Task to complete -
Of the lines in the data below, count the ones holding the string "ensemble", and answer with that number only.

Records -
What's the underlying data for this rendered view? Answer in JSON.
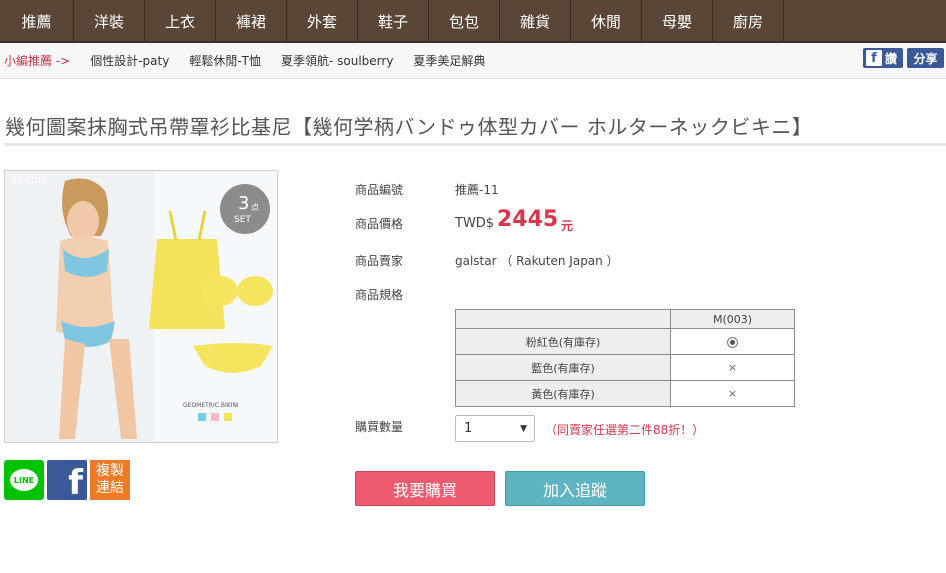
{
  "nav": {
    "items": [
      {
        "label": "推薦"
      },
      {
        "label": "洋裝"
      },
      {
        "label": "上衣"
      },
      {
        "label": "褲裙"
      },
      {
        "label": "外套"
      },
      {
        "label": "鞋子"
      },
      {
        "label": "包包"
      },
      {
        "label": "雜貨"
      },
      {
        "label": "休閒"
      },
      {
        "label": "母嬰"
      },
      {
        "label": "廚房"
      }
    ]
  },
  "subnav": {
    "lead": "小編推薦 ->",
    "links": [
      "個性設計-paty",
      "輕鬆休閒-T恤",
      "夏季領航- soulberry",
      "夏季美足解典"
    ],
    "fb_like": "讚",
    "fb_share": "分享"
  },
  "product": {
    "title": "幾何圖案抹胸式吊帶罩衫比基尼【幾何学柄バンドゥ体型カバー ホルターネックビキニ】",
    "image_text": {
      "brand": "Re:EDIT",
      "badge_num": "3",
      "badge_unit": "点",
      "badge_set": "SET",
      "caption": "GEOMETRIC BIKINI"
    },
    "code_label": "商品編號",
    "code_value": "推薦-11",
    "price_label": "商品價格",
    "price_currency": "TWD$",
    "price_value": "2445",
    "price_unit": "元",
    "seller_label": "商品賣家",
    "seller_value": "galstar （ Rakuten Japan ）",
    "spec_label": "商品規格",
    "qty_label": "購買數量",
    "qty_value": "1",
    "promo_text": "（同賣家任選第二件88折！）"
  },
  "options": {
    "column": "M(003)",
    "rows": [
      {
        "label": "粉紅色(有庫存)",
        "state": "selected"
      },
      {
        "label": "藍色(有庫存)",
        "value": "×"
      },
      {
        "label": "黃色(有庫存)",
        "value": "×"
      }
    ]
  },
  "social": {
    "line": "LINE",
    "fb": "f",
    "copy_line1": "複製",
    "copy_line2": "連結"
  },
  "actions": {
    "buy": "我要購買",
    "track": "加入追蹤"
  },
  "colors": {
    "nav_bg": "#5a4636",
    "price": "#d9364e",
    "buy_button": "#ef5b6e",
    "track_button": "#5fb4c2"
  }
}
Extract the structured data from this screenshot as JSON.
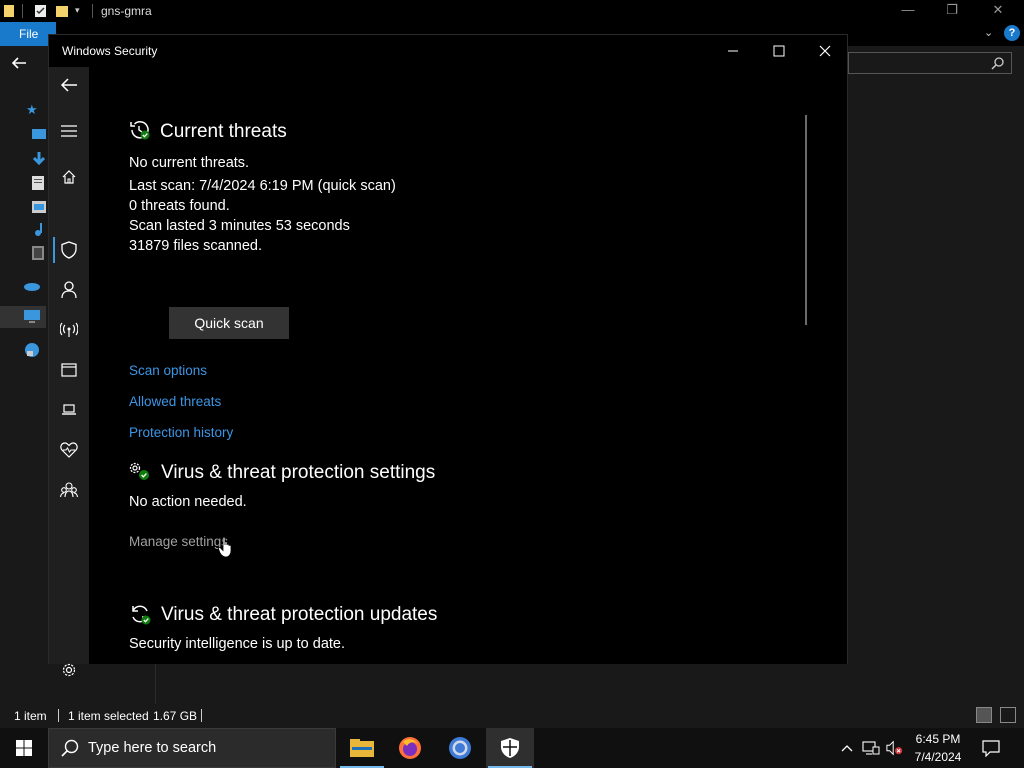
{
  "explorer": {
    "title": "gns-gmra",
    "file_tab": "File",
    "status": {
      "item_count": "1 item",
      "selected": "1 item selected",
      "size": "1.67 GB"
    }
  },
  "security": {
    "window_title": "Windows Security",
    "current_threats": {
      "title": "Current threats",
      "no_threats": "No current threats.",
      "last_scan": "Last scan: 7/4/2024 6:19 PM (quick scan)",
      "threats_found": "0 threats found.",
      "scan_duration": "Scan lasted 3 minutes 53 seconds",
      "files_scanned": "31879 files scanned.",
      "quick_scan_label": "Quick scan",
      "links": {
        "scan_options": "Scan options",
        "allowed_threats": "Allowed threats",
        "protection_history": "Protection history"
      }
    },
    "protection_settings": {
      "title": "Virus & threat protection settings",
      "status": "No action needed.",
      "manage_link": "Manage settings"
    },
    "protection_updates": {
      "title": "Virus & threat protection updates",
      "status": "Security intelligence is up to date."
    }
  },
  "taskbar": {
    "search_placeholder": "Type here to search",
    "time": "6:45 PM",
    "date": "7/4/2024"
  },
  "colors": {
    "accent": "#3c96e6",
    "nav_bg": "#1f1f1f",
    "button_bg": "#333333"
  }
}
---
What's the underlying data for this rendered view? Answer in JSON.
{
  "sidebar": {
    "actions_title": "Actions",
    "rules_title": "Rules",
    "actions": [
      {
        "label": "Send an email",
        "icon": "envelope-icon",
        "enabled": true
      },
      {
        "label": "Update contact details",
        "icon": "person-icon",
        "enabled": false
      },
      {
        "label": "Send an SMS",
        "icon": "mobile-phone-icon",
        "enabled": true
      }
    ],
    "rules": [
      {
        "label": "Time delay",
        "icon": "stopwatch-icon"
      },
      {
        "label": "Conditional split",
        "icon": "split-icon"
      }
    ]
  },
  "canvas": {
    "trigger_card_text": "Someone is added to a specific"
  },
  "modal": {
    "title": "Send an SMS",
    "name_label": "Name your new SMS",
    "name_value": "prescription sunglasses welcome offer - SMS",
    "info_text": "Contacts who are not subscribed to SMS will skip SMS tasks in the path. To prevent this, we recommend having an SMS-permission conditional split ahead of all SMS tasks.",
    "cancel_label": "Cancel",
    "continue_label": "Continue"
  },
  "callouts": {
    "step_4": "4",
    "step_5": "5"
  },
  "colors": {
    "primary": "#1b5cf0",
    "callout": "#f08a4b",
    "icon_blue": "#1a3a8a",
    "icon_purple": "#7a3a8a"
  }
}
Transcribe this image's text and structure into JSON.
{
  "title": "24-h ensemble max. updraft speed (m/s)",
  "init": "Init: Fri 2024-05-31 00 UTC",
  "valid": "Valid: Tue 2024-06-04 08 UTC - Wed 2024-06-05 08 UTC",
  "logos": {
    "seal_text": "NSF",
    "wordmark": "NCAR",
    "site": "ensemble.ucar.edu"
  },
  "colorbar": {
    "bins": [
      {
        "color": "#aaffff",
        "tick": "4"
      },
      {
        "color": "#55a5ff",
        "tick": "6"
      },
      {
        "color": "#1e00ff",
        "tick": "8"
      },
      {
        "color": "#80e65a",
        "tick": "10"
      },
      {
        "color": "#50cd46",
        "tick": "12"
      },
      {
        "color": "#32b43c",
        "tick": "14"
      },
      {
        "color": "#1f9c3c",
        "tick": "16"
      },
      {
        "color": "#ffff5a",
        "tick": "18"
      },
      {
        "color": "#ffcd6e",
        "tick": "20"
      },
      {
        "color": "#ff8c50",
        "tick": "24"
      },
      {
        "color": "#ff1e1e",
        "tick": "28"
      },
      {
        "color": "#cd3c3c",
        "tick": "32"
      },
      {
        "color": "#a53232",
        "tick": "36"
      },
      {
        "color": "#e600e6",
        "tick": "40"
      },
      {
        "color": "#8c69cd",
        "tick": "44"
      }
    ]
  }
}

Your response -
2